21 Ways to Motivate Students Not to Cheat
Are you looking for ways to motivate students not to cheat? If so, keep reading.
1. Restrict the learner’s participation in competitive learning activities.
2. Teach the learner appropriate ways in which to deal with anger, frustration, etc., so the learner does not feel the need to cheat.
3. Assist the learner in accepting the fact that self-improvement is more essential than being the best, “winning,” “beating” someone else, etc., (e.g., improving their own best time in swimming is better than always trying to “beat” someone else, etc.).
4. Prior to beginning a game or task, make sure the learner knows the rules, is familiar with the game, knows instructions, etc.
5. Urge the learner to take part in less competitive learning activities (e.g., reading, clubs, scouts, learner council, etc.).
6. Assist the learner in developing self-confidence and satisfaction in personal self-worth and successes by pointing out strengths, emphasizing positive aspects, etc.
7. Address the learner’s behavior every time there is a problem with cheating (e.g., when the learner cheats, remove them from the situation, and do not let them return, etc.).
8. Address the learner’s cheating privately rather than in public.
9. Praise those students in the classroom who do their own work.
10. Do not take action unless you are sure that the learner is cheating.
11. Select a peer to model performing their own work for the learner.
12. Connect with parents to disseminate information about the learner’s progress. The parents may reinforce the learner at home for doing their own work at school.
13. Draft an agreement with the learner stipulating what behavior is required (e.g., doing their own work) and which reinforcement will be implemented when the agreement has been met.

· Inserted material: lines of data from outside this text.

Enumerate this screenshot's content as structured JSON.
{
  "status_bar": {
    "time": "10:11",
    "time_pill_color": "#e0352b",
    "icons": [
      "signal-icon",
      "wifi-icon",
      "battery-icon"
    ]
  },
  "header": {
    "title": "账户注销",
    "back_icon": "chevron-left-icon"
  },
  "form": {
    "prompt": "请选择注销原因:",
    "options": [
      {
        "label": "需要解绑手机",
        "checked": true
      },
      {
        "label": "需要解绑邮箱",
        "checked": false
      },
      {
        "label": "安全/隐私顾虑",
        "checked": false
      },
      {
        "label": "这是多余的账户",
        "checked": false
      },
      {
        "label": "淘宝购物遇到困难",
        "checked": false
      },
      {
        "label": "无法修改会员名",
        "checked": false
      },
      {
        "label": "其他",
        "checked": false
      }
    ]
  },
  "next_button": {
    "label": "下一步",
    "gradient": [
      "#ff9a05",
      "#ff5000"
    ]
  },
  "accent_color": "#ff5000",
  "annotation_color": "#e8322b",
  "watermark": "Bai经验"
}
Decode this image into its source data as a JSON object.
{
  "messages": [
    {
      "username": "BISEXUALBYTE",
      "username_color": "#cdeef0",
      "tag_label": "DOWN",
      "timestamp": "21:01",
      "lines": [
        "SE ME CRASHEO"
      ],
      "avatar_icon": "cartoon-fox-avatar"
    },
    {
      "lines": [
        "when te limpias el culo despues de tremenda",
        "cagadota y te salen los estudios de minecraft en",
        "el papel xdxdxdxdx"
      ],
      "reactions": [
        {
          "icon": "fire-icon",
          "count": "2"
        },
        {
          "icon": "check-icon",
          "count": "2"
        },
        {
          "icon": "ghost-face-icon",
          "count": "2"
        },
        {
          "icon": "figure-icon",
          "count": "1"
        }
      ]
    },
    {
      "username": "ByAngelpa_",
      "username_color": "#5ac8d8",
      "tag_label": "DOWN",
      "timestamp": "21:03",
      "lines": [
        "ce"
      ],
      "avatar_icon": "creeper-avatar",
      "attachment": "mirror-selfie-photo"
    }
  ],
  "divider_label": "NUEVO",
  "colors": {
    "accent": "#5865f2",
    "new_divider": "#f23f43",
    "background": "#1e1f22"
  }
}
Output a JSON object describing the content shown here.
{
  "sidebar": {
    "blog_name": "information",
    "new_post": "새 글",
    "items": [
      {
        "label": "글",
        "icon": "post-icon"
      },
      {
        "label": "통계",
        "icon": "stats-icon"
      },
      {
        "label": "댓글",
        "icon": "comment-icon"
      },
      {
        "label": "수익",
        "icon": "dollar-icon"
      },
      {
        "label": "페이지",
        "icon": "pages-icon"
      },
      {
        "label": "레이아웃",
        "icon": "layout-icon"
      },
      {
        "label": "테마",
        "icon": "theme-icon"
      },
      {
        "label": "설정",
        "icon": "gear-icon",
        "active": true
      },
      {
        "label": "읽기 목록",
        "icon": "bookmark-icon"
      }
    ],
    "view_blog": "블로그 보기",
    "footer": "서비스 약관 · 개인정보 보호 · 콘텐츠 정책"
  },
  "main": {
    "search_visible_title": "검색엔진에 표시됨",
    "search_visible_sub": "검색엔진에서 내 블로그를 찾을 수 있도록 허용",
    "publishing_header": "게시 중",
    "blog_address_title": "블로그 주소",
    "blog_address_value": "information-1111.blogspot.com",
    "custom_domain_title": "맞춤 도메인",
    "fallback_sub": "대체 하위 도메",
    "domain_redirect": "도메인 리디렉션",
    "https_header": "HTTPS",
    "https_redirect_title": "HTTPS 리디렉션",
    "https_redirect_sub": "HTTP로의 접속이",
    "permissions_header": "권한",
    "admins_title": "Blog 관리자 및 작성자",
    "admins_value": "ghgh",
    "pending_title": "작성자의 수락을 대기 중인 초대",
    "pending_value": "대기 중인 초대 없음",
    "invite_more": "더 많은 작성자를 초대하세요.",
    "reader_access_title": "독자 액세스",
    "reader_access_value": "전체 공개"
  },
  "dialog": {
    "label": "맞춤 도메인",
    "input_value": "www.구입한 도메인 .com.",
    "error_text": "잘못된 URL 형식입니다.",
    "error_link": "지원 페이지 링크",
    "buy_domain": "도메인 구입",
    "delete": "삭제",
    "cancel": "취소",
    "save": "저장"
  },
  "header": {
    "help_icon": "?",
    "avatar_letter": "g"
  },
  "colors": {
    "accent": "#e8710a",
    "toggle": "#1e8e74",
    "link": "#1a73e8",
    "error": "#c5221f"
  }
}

14. Praise the learner for doing their own work based on the duration of time the learner can be successful. As the learner shows success, slowly increase the duration of time required for reinforcement.
15. Create classroom rules: • Remain on-task. • Remain in your seat. • Finish tasks. • Meet task expectations. • Raise your hand. Examine rules often. Praise students for following the rules.
16. Converse with the learner to explain (a) what the learner is doing wrong (e.g., cheating, copying, etc.) and (b) what the learner should be doing (i.e., their own work).
17. Assess the appropriateness of the task to ascertain (a) if the task is too complicated and (b) if the duration of time scheduled to finish the task is sufficient.
18. Praise the learner for doing their own work: (a) give the learner a concrete reward (e.g., privileges such as leading the line, handing out learning materials, 10 minutes of free time, etc.) or (b) give the learner an informal reward (e.g., praise, handshake, smile, etc.).
19. Consider using an adaptive behavior management app. Click here to view a list of apps that we recommend.
20. Click here to learn about six bonus strategies for challenging problem behaviors and mastering classroom management.
21. Consider using AI to stop student cheating.